ALEXANDRIA, Va. — For Air Force Lieutenant Colonel Philip Shapiro and his dog, Linda, it’s all about the simple things in life.
“I've always been a really big dog person,” he said. “She loves it out here. Going on her walks are her favorite thing.”
Yet, going on a walk is no small feat for Linda.
“I knew she had an injured leg,” Lt. Col. Shapiro said.
The year was 2014 and he found himself deployed to Bulgaria.
“I was a C-130 pilot for about nine years,” he said. “I went out as part of a joint exercise with the Bulgarian Air Force and the first day we showed up, there was Linda.”
Linda was a stray and not in good shape. She had been shot in the leg.
Lt. Col. Shapiro fed her, got her to a vet and decided to bring her back to the U.S. with him. In the back of his mind, though, he knew any future deployment might present an issue.
“I was a single guy at the time and had a new responsibility with Linda, and I had an idea that I was going to need help potentially with taking care of Linda," he explained.
That’s when he got to know the nonprofit Dogs on Deployment.
“It really is a very tangible way to reduce the stress of our service members,” said Dogs on Deployment founder and CEO Alisa Johnson. “I was active duty. I know the stress of that life.”
In the 10 years since Dogs on Deployment began, the group has helped more than 2,400 pets all across the country find temporary foster homes, while their military owners are deployed.
“One of the great things about Dogs on Deployment is it really provides opportunity for anybody to get involved and directly impact a service member's life and for a positive,” Johnson said.
Once a volunteer, who is referred to as a dog or pet boarder, is evaluated, there are a few steps that take place.
“They meet the pet owner and then a placement is made,” Johnson said. “So, we really rely on our supporters to help us get that word out organically.”

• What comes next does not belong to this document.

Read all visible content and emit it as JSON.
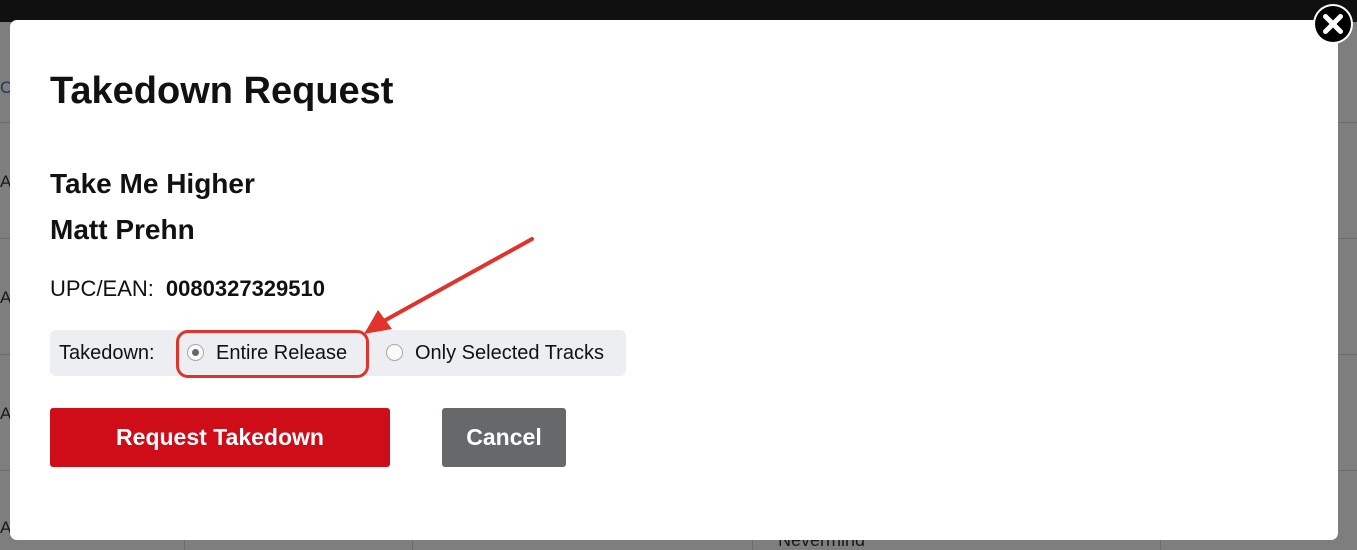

Lt. Col. Shapiro hasn’t had to use their service so far, but he sees the immense value in the organization’s work.
“I thought it was a really great idea,” he said.

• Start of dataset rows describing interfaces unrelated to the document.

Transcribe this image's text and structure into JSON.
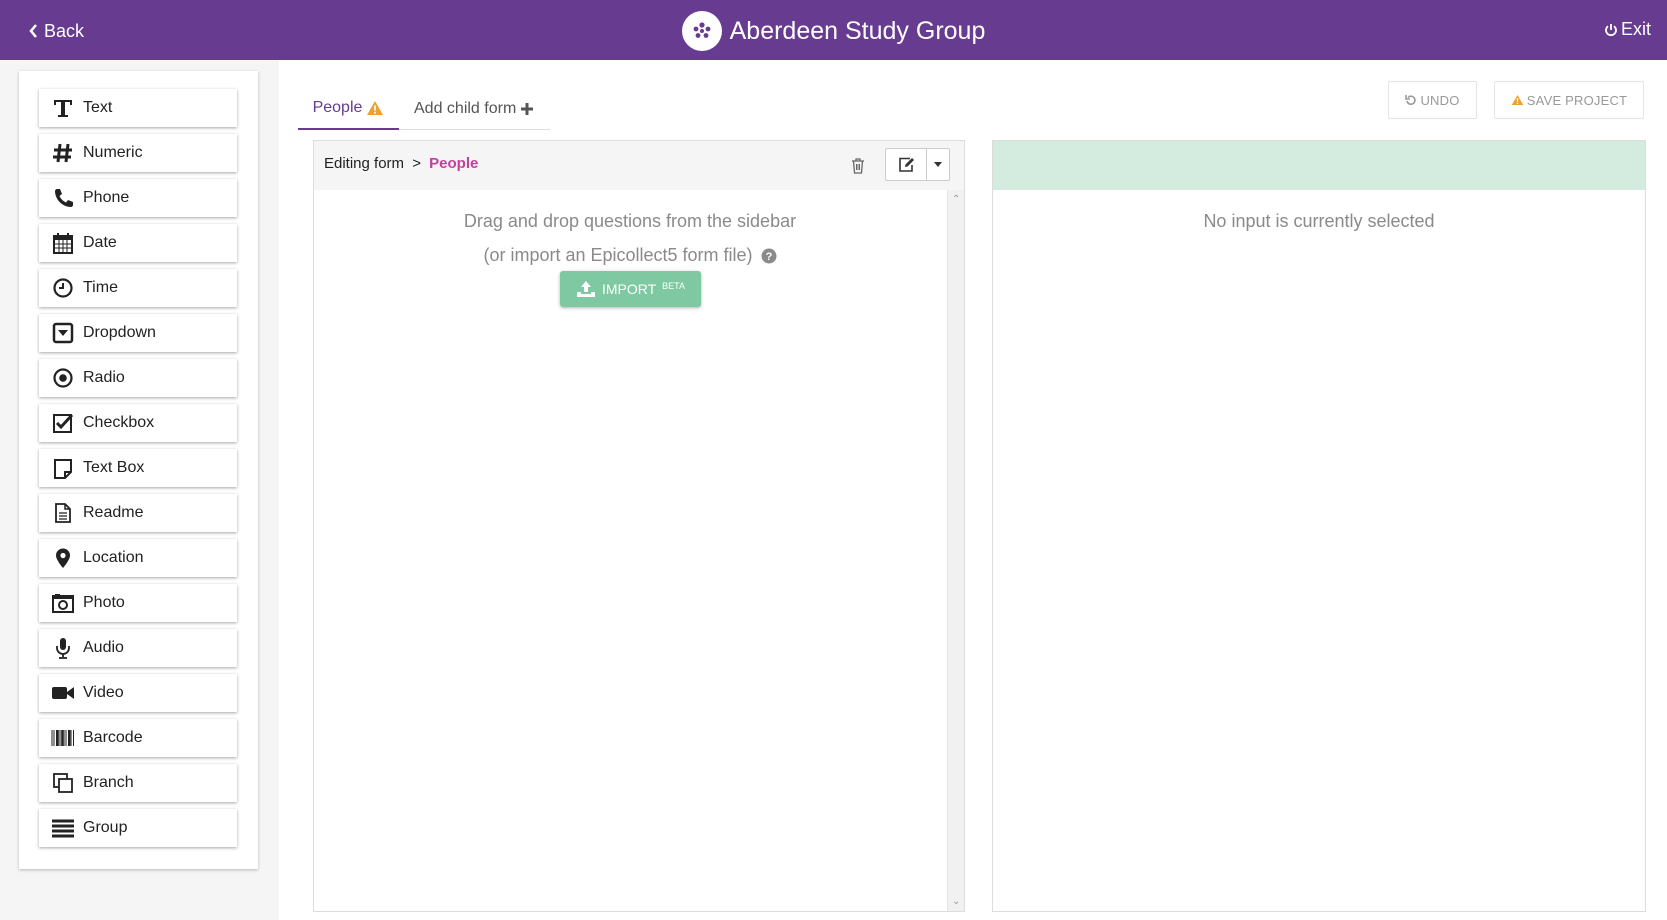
{
  "header": {
    "back_label": "Back",
    "app_title": "Aberdeen Study Group",
    "exit_label": "Exit",
    "bar_color": "#673c90"
  },
  "sidebar": {
    "items": [
      {
        "label": "Text",
        "icon": "text-icon"
      },
      {
        "label": "Numeric",
        "icon": "hash-icon"
      },
      {
        "label": "Phone",
        "icon": "phone-icon"
      },
      {
        "label": "Date",
        "icon": "calendar-icon"
      },
      {
        "label": "Time",
        "icon": "clock-icon"
      },
      {
        "label": "Dropdown",
        "icon": "dropdown-icon"
      },
      {
        "label": "Radio",
        "icon": "radio-icon"
      },
      {
        "label": "Checkbox",
        "icon": "checkbox-icon"
      },
      {
        "label": "Text Box",
        "icon": "textbox-icon"
      },
      {
        "label": "Readme",
        "icon": "document-icon"
      },
      {
        "label": "Location",
        "icon": "location-pin-icon"
      },
      {
        "label": "Photo",
        "icon": "camera-icon"
      },
      {
        "label": "Audio",
        "icon": "microphone-icon"
      },
      {
        "label": "Video",
        "icon": "video-camera-icon"
      },
      {
        "label": "Barcode",
        "icon": "barcode-icon"
      },
      {
        "label": "Branch",
        "icon": "branch-icon"
      },
      {
        "label": "Group",
        "icon": "group-icon"
      }
    ]
  },
  "tabs": {
    "people_label": "People",
    "add_child_label": "Add child form"
  },
  "toolbar": {
    "undo_label": "UNDO",
    "save_label": "SAVE PROJECT"
  },
  "form": {
    "breadcrumb_prefix": "Editing form",
    "breadcrumb_sep": ">",
    "form_name": "People",
    "empty_line1": "Drag and drop questions from the sidebar",
    "empty_line2": "(or import an Epicollect5 form file)",
    "import_label": "IMPORT",
    "import_badge": "BETA"
  },
  "properties": {
    "empty_message": "No input is currently selected",
    "header_color": "#d4ece0"
  }
}
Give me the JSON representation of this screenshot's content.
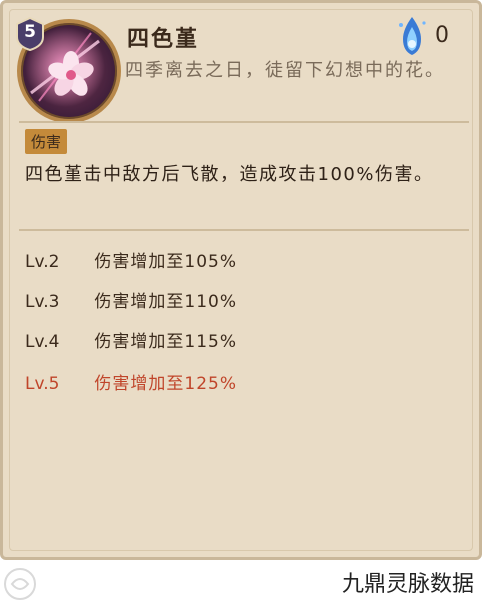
{
  "skill": {
    "level_badge": "5",
    "name": "四色堇",
    "cost": "0",
    "description": "四季离去之日，徒留下幻想中的花。",
    "tag": "伤害",
    "effect": "四色堇击中敌方后飞散，造成攻击100%伤害。",
    "icon": "pink-flower-icon",
    "cost_icon": "blue-spirit-fire-icon"
  },
  "level_ups": [
    {
      "lv": "Lv.2",
      "text": "伤害增加至105%",
      "current": false
    },
    {
      "lv": "Lv.3",
      "text": "伤害增加至110%",
      "current": false
    },
    {
      "lv": "Lv.4",
      "text": "伤害增加至115%",
      "current": false
    },
    {
      "lv": "Lv.5",
      "text": "伤害增加至125%",
      "current": true
    }
  ],
  "watermark": "九鼎灵脉数据",
  "footer_logo": "seal-logo-icon",
  "colors": {
    "panel_bg": "#e9dcc6",
    "tag_bg": "#c48a3a",
    "max_level_text": "#c0452a",
    "badge": "#4a3e6a"
  }
}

Because of that, he entered Linda in an online contest to be the organization’s mascot for the year.
“I campaigned hard for Linda,” he said.

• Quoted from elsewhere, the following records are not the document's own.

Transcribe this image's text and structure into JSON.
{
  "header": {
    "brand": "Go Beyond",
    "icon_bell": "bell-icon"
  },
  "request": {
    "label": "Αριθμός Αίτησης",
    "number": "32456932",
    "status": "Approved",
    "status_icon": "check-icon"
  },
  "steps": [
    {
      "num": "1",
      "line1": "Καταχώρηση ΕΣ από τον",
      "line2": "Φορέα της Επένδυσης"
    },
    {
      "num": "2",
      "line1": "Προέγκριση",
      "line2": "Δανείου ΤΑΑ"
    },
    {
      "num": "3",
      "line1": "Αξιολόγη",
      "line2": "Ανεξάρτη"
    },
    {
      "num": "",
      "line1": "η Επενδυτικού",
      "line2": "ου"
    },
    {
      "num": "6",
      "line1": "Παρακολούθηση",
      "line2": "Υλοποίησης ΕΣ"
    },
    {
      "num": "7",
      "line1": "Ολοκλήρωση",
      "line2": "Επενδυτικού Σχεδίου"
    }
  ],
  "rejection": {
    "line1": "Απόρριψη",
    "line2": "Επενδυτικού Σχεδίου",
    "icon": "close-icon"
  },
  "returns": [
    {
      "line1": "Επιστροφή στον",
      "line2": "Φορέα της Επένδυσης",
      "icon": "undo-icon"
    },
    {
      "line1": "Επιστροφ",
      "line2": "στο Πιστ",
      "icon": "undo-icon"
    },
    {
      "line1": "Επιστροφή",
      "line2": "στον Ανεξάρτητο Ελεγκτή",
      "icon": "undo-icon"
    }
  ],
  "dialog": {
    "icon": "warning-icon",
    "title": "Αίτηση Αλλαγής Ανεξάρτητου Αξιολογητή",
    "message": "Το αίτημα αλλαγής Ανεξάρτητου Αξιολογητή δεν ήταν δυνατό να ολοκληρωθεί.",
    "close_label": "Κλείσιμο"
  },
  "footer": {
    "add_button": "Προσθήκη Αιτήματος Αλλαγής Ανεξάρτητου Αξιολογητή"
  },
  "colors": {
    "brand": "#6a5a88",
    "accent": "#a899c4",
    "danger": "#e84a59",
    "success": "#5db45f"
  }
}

She won, but it hasn’t gone to her head.
“People always remark at how calm she is,” Lt. Col. Shapiro said, “but she’s just a pretty low-key dog.”
It’s a serenity earned after a tough life.
In addition to helping foster pets belonging to deployed members of the military, Dogs on Deployment also offers financial grants and works to help others whom they call “hero” pet owners, such as first responders.
They are also working with shelters around the country on the issue of pet relinquishment, which can happen when a member of the military is assigned a posting overseas that doesn’t allow them to bring their pet. To learn more about the work they do, click here.